To Dye For

I was able to use my last hours in San Francisco on 26 September to visit “To Dye For, A world saturated in color” a small exhibit in the De Young Museum dedicated to textiles decorated using the resist-dye technique. The various techniques were explained briefly, but really the focus of the exhibit was on the exquisite cloths that have been made using these techniques: a mordant-dyed cloth from India, batiks from Java, Thailand and Toraja, ikat from Sumba, the Iban Dayak and Afghanistan, shibori from Japan, mud resist from Africa and so on. Each example was a perfect jewel and thus the exhibit earned the double entendre on its title.  I particularly enjoyed the blend of modern textile art pieces and traditional textiles in the exhibit, although the preponderance of California artists skewed the otherwise balanced, universal representation of the resist techniques. Related books and textile art souvenirs were available for purchase at the entrance of the exhibit.

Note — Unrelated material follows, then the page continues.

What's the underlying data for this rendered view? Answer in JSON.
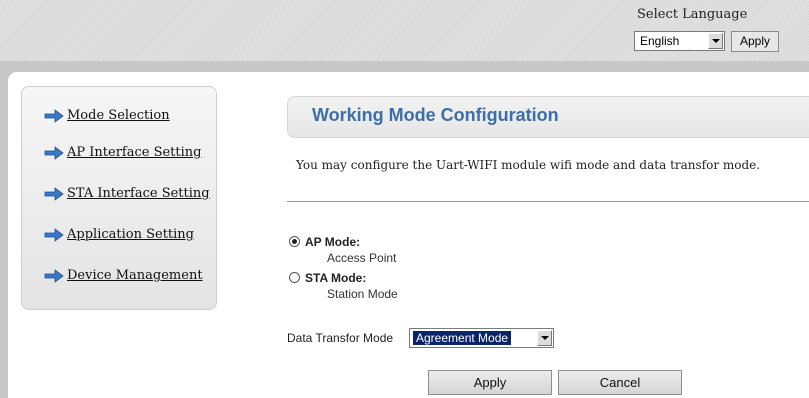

Exhibit Review - Batak Textiles in San Francisco

On Friday 24 and Saturday 25 September, the Indonesian Consulate of San Francisco celebrated Indonesia’s Independence Day. Consul General, the Honourable Asianto Sinambela, made good use of the traditional reception of the diplomatic community in San Francisco to promote Indonesian culture. This time, the textiles of the Batak people of North Sumatra received their full due by means of an exhibit of superb examples both old and new. The diplomats were treated to a preview and a delicious Indonesian meal. The next day, the general public was free to come and take in the exhibition as well as a demonstration and a talk by yours truly.

The old textiles belonged to the collections of Noeleke Glenn Klavert of Indoarts and Curt and Keith Clemson of Dancing Threads and filled three rooms of the beautiful residence, Wisma Indonesia. The fourth room was dedicated to modern textiles and the explanation by the owner and dealer, Naomi Butarbutar, who came from Jakarta especially for this event.

Both days were very successful; more than 200 people attended each day. The mood was warm and friendly. The days were a true example of the highly esteemed Indonesian hospitality and the great wealth of Indonesian culture.

On the day of my departure, there was a group photograph
with the consular staff including the Consul General
Asianto Sinambela (to my left) and his wife (to my right).
It was a special moment when I felt very touched by their warmth.